A while back I made a flip statement on Twitter that I was having a good time cutting dovetails in the shop that day. Shannon Rodgers of The Renaissance Woodworker Hand Tool School answered and teased that I should try cutting them in white oak and then decide if I was having fun. Right away I felt compelled to check over my entire shop to see where the spy cameras had been installed, because I was cutting them in white oak that day, and I was having a tougher time of it than usual. Now I stood at the workbench at Bad Axe Headquarters and that exchange came back to me as I was plowing thorough 6/4 white oak to an inch or more depth in 5 to 6 strokes. When I was done cutting four or five cuts I absentmindedly rubbed my fingers over the backside of the cuts, certainly expecting there to be tear out. After feeling for it I had to hang my head over the board to look and see, There was some small amount of tear out but hardly enough to think abouut much less mention.
|Down in Mark's Saw Dungeon Giving "Wyatt Earp" a workout.|

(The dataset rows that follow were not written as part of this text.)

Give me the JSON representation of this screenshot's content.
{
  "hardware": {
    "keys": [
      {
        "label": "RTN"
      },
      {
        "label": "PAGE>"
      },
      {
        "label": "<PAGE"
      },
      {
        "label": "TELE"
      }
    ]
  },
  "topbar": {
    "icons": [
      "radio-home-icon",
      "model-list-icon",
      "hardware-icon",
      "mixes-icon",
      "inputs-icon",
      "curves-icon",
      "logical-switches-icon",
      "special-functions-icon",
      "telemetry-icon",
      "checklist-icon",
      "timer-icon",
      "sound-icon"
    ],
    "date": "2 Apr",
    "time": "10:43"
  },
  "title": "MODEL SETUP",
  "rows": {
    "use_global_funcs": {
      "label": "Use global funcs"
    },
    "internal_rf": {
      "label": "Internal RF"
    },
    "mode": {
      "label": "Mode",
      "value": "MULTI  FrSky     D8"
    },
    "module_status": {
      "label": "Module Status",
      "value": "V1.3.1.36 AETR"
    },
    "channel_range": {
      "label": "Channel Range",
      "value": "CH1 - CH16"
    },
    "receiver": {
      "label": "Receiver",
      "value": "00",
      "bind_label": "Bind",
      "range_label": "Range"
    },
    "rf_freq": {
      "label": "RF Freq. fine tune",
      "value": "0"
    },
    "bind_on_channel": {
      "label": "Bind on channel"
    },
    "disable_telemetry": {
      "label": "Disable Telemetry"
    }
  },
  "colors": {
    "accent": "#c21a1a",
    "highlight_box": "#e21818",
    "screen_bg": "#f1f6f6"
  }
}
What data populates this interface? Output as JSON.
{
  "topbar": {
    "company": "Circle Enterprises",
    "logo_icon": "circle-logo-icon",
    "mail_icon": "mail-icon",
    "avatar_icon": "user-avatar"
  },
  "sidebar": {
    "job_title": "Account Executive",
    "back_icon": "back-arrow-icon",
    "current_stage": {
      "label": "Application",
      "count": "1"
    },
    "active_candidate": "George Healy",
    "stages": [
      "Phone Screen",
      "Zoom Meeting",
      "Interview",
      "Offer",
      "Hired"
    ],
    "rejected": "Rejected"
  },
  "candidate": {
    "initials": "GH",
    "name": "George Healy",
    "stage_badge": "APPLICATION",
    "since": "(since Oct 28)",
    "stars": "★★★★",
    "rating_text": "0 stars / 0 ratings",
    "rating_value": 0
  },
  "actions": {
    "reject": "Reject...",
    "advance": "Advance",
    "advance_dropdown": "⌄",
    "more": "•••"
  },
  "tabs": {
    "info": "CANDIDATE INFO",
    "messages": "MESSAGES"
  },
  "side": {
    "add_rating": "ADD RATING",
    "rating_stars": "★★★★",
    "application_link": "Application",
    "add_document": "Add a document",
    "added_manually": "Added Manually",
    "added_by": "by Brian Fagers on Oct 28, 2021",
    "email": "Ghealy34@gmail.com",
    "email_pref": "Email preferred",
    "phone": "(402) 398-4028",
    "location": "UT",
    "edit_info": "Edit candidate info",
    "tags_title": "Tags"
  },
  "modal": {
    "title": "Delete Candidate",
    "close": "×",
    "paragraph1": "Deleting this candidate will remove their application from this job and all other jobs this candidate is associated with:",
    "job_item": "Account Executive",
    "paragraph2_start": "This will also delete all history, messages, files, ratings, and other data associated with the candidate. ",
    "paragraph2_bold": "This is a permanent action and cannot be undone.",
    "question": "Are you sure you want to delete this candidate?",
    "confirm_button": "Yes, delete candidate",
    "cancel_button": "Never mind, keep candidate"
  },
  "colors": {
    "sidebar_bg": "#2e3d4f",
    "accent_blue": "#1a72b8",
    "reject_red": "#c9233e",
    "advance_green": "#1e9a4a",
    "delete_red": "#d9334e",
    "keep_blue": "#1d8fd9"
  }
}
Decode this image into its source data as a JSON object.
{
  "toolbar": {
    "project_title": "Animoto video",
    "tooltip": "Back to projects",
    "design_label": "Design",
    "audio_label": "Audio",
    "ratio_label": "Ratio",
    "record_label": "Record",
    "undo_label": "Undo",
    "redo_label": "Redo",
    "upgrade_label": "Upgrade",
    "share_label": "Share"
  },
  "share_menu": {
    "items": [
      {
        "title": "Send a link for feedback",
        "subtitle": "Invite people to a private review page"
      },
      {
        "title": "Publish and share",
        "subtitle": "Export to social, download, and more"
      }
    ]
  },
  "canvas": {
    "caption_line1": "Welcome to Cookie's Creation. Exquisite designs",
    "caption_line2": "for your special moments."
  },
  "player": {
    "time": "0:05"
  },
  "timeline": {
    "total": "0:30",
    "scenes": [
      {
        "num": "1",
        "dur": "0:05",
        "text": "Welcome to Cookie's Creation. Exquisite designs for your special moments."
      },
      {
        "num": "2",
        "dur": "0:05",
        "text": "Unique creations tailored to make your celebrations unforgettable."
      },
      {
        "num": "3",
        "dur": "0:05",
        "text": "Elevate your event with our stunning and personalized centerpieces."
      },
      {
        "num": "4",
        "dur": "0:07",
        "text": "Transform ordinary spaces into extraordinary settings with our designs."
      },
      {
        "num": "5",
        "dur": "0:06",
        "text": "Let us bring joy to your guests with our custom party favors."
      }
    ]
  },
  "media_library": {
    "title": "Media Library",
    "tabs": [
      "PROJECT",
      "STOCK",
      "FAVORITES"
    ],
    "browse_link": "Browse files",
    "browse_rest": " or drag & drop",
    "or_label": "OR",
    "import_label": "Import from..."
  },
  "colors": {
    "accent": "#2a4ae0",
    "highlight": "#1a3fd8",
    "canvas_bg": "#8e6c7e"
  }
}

“That’s a very fine toothline.” I said.
Mark nodded “Yup, 16 ppi.” He answered.
“I've got to admit,” I said, “I’ve owned high ppi saws before and I don’t use them because they don’t work very well.”
“Well, that is something I worried about,” He admitted, “But give it a try and tell me what you think”
I started on some 4/4 cherry, and eventually went to some 5/4 white oak, again I put the saw through all the paces Mark and I could come up with. including crosscutting with the rip filed teeth. The experience was totally different than all my other experiences with a high ppi saw. I started working with it biased to dislike it and in no time it won me over. Mark said he was thinking about nicknaming it "Doc Holiday" as a complement to the larger "Wyatt Earp." I didn’t really make the connection right at that moment but later on, as I spent the rest of the day working in the shop, and even later on at the dinner table with my family, I was still thinking about "Doc." I still feel that my order of the larger “Wyatt” was the right place for me to start, but I can think of so many instances, especially recently, where I would have reached for the “Doc Holiday” instead. I started to revise my opinion that I could live with only one dovetail saw.
|The 10" Doc Holiday, changed my mind about high ppi saws|
No tool can replace good working technique or the hands and eye of a craftsman, and if you’ve read my blog here for any length of time, you’ll know that I do not break down and gush over a tool often, if ever. These are the first tools I have ever come across that I would have to call highly recommended by the Oldwolf Workshop. To his credit Mark has created a pair of saws that I’m sure will compete with your favorite dovetail saw and will probably win that competition hands down. Individually or together “Wyatt Earp” and “Doc Holiday” are ready to be your huckleberry. You can find Mark and order these saws for yourself over at his website www.badaxetoolworks.com
|The humble huckleberry (from Wikipedia)|